___ THE INPUT ___

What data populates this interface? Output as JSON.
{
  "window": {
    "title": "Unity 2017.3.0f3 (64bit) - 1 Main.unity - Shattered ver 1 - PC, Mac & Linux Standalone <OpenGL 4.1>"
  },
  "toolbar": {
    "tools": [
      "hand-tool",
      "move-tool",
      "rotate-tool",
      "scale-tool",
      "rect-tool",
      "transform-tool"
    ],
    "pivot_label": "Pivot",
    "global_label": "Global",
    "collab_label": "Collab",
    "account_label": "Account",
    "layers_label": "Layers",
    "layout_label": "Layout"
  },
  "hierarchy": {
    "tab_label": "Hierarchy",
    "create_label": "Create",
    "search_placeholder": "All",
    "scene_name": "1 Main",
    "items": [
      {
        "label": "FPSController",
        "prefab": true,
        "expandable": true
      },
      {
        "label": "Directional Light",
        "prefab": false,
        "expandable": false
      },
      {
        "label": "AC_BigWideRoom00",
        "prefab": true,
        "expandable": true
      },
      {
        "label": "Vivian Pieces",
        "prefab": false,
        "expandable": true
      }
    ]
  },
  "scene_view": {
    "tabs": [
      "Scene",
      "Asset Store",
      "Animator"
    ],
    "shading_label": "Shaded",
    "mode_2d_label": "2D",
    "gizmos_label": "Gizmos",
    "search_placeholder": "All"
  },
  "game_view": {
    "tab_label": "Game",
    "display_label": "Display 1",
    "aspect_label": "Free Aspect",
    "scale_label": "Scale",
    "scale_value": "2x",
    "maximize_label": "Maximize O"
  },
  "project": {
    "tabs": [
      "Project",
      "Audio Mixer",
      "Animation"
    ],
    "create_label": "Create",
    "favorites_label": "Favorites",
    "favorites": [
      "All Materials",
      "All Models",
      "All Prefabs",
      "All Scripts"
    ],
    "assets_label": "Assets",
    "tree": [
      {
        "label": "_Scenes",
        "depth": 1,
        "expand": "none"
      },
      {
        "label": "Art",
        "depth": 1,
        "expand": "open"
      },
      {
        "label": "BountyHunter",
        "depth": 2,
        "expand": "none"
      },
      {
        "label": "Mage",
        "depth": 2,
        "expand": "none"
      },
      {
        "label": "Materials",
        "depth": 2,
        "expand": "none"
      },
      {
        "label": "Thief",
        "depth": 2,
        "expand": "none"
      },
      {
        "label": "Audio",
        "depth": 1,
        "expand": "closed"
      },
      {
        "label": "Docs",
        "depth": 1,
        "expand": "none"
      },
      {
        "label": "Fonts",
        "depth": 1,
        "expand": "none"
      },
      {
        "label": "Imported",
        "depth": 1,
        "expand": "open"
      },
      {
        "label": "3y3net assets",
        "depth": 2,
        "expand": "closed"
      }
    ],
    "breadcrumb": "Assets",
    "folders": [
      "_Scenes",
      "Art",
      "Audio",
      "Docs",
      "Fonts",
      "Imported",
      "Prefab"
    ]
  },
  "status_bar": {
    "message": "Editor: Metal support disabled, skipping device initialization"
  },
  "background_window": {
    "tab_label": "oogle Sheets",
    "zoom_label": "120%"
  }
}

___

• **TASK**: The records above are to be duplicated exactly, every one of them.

• **EXERCISE ANSWER**:
What data populates this interface? Output as JSON.
{
  "window": {
    "title": "Unity 2017.3.0f3 (64bit) - 1 Main.unity - Shattered ver 1 - PC, Mac & Linux Standalone <OpenGL 4.1>"
  },
  "toolbar": {
    "tools": [
      "hand-tool",
      "move-tool",
      "rotate-tool",
      "scale-tool",
      "rect-tool",
      "transform-tool"
    ],
    "pivot_label": "Pivot",
    "global_label": "Global",
    "collab_label": "Collab",
    "account_label": "Account",
    "layers_label": "Layers",
    "layout_label": "Layout"
  },
  "hierarchy": {
    "tab_label": "Hierarchy",
    "create_label": "Create",
    "search_placeholder": "All",
    "scene_name": "1 Main",
    "items": [
      {
        "label": "FPSController",
        "prefab": true,
        "expandable": true
      },
      {
        "label": "Directional Light",
        "prefab": false,
        "expandable": false
      },
      {
        "label": "AC_BigWideRoom00",
        "prefab": true,
        "expandable": true
      },
      {
        "label": "Vivian Pieces",
        "prefab": false,
        "expandable": true
      }
    ]
  },
  "scene_view": {
    "tabs": [
      "Scene",
      "Asset Store",
      "Animator"
    ],
    "shading_label": "Shaded",
    "mode_2d_label": "2D",
    "gizmos_label": "Gizmos",
    "search_placeholder": "All"
  },
  "game_view": {
    "tab_label": "Game",
    "display_label": "Display 1",
    "aspect_label": "Free Aspect",
    "scale_label": "Scale",
    "scale_value": "2x",
    "maximize_label": "Maximize O"
  },
  "project": {
    "tabs": [
      "Project",
      "Audio Mixer",
      "Animation"
    ],
    "create_label": "Create",
    "favorites_label": "Favorites",
    "favorites": [
      "All Materials",
      "All Models",
      "All Prefabs",
      "All Scripts"
    ],
    "assets_label": "Assets",
    "tree": [
      {
        "label": "_Scenes",
        "depth": 1,
        "expand": "none"
      },
      {
        "label": "Art",
        "depth": 1,
        "expand": "open"
      },
      {
        "label": "BountyHunter",
        "depth": 2,
        "expand": "none"
      },
      {
        "label": "Mage",
        "depth": 2,
        "expand": "none"
      },
      {
        "label": "Materials",
        "depth": 2,
        "expand": "none"
      },
      {
        "label": "Thief",
        "depth": 2,
        "expand": "none"
      },
      {
        "label": "Audio",
        "depth": 1,
        "expand": "closed"
      },
      {
        "label": "Docs",
        "depth": 1,
        "expand": "none"
      },
      {
        "label": "Fonts",
        "depth": 1,
        "expand": "none"
      },
      {
        "label": "Imported",
        "depth": 1,
        "expand": "open"
      },
      {
        "label": "3y3net assets",
        "depth": 2,
        "expand": "closed"
      }
    ],
    "breadcrumb": "Assets",
    "folders": [
      "_Scenes",
      "Art",
      "Audio",
      "Docs",
      "Fonts",
      "Imported",
      "Prefab"
    ]
  },
  "status_bar": {
    "message": "Editor: Metal support disabled, skipping device initialization"
  },
  "background_window": {
    "tab_label": "oogle Sheets",
    "zoom_label": "120%"
  }
}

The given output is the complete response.